** What you will do **
Where the records below have a line with "date", that line is to be copied.
* * * *
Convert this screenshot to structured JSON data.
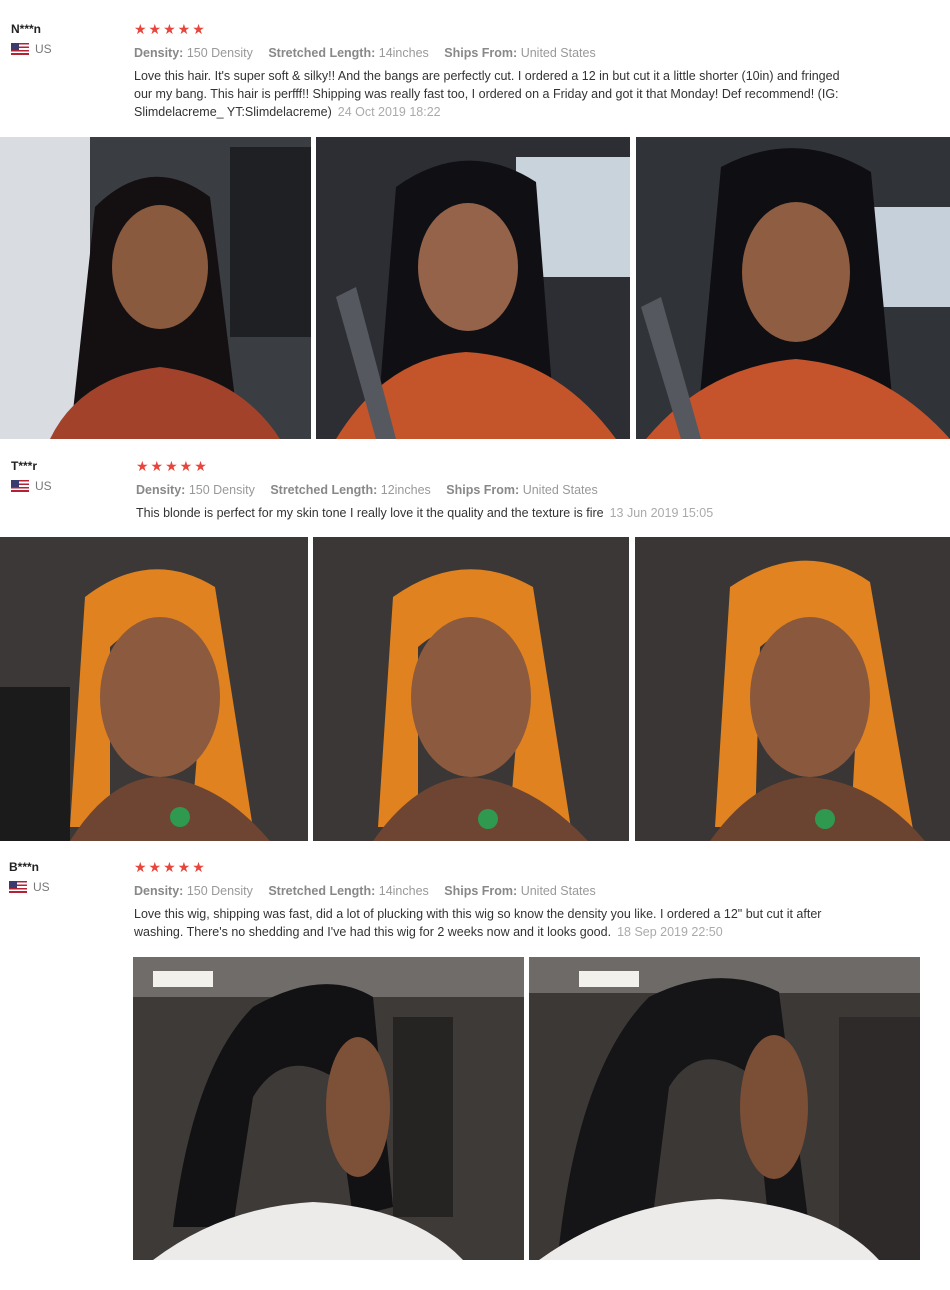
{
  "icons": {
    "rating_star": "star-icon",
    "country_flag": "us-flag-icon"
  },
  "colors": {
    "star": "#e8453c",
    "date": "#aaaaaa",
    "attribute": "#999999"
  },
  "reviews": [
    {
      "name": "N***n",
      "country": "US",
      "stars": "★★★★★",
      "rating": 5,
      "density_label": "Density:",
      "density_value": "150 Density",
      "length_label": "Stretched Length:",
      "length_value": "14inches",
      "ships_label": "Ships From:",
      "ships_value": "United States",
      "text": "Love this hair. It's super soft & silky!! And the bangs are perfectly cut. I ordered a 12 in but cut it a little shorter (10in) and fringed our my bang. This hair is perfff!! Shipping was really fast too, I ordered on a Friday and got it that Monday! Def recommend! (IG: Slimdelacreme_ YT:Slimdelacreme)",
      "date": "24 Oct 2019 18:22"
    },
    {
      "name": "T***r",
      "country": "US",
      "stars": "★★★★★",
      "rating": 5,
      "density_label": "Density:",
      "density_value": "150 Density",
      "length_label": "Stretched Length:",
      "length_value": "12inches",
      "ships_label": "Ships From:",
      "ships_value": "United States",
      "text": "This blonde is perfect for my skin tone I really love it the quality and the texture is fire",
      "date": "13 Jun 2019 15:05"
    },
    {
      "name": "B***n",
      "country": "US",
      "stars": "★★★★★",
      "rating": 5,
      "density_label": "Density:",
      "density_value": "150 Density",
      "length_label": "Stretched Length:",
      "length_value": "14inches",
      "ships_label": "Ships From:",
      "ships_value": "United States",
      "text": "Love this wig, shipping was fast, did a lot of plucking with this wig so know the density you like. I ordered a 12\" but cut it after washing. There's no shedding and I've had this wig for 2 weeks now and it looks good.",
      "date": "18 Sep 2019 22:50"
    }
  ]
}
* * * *
** Response for this exercise **
    "date": "#aaaaaa",
      "date": "24 Oct 2019 18:22"
      "date": "13 Jun 2019 15:05"
      "date": "18 Sep 2019 22:50"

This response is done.